## What you are asked to do
The answer must consist of every line in the data that contains "MergeFile".
── Raw data
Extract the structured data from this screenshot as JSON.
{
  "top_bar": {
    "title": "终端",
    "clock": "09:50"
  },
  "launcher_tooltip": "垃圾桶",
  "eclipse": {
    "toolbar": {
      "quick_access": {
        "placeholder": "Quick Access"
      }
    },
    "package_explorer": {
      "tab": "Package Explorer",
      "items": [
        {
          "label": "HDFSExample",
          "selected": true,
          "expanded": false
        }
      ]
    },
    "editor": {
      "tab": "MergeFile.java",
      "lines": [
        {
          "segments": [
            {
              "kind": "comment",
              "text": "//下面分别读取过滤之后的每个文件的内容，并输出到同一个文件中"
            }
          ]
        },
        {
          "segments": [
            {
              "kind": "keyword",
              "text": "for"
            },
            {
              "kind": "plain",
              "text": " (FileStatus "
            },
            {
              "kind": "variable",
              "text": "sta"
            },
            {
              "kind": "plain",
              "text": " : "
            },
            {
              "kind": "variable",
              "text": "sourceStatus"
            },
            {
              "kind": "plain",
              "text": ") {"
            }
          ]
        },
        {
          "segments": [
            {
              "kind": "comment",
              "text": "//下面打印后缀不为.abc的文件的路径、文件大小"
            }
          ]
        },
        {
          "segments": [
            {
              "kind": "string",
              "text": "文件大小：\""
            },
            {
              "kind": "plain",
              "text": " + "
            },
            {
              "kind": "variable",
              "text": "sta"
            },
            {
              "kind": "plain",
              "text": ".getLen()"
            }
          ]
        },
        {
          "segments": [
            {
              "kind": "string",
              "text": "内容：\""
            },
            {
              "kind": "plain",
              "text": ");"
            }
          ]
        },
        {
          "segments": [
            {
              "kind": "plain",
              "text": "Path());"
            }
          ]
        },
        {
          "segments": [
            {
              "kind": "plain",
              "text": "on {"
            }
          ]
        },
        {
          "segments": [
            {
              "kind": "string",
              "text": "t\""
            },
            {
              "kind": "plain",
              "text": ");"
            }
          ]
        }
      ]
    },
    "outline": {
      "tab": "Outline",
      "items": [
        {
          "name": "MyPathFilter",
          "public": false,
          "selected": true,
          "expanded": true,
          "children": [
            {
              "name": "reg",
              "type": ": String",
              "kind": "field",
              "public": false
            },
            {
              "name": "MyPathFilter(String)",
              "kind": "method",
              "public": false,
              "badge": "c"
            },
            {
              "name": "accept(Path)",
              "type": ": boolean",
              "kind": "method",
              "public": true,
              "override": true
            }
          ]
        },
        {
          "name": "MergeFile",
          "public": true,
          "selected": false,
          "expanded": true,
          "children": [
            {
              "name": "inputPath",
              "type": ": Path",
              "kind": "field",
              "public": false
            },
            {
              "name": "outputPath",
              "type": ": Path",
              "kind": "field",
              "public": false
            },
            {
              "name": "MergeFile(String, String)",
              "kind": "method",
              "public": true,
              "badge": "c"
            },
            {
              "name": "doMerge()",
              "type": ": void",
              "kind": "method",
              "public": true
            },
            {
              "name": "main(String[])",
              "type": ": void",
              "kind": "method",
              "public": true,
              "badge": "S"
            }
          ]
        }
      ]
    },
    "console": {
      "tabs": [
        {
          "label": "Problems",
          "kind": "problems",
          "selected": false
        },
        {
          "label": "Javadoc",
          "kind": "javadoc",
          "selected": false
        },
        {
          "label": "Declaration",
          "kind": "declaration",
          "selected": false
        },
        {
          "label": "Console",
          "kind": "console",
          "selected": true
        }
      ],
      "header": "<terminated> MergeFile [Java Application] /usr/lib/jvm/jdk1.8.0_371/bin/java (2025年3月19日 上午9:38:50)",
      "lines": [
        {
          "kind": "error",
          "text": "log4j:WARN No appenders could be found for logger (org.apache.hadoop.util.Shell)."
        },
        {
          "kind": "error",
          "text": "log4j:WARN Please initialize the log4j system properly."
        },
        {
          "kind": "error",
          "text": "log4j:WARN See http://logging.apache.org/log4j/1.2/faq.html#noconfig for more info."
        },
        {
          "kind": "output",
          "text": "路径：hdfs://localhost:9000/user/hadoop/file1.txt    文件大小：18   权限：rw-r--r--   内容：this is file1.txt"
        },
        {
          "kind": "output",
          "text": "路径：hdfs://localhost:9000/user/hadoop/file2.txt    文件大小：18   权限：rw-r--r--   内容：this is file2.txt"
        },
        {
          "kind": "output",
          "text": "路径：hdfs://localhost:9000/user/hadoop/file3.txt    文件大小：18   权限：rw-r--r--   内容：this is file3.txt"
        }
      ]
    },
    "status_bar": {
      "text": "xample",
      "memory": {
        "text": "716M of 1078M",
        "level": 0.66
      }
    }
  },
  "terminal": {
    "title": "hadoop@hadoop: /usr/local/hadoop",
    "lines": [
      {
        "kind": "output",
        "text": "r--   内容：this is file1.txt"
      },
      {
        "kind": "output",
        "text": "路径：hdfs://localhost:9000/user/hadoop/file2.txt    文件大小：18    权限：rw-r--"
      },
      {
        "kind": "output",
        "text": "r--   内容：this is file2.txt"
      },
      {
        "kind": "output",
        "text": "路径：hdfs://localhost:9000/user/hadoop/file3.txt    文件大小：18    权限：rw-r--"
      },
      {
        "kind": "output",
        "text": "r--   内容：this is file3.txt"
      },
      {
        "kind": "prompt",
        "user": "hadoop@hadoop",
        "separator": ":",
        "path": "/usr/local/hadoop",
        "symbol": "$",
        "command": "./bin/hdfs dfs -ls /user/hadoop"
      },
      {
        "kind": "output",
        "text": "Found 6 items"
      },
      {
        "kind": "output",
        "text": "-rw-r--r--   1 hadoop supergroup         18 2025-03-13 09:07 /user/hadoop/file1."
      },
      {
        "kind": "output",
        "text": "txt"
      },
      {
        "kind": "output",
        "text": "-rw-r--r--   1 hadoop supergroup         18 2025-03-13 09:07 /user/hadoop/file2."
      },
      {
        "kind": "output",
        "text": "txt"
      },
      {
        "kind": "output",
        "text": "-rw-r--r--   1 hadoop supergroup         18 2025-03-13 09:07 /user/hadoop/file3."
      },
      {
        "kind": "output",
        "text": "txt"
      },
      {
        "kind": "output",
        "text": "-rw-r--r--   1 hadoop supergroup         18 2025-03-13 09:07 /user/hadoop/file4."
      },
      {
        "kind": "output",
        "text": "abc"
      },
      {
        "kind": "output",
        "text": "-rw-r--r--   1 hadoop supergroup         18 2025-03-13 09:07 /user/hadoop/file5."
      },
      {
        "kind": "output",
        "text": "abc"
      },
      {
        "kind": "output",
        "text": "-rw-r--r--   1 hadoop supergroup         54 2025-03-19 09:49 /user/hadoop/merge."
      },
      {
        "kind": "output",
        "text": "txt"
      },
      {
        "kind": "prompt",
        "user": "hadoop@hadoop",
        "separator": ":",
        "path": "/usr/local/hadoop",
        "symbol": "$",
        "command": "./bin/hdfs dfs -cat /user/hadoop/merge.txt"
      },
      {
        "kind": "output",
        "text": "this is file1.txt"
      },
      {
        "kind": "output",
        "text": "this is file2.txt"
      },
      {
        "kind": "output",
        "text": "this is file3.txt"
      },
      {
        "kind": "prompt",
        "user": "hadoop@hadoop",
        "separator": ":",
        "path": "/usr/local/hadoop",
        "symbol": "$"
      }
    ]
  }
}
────
## Solution to this problem
      "tab": "MergeFile.java",
          "name": "MergeFile",
              "name": "MergeFile(String, String)",
      "header": "<terminated> MergeFile [Java Application] /usr/lib/jvm/jdk1.8.0_371/bin/java (2025年3月19日 上午9:38:50)",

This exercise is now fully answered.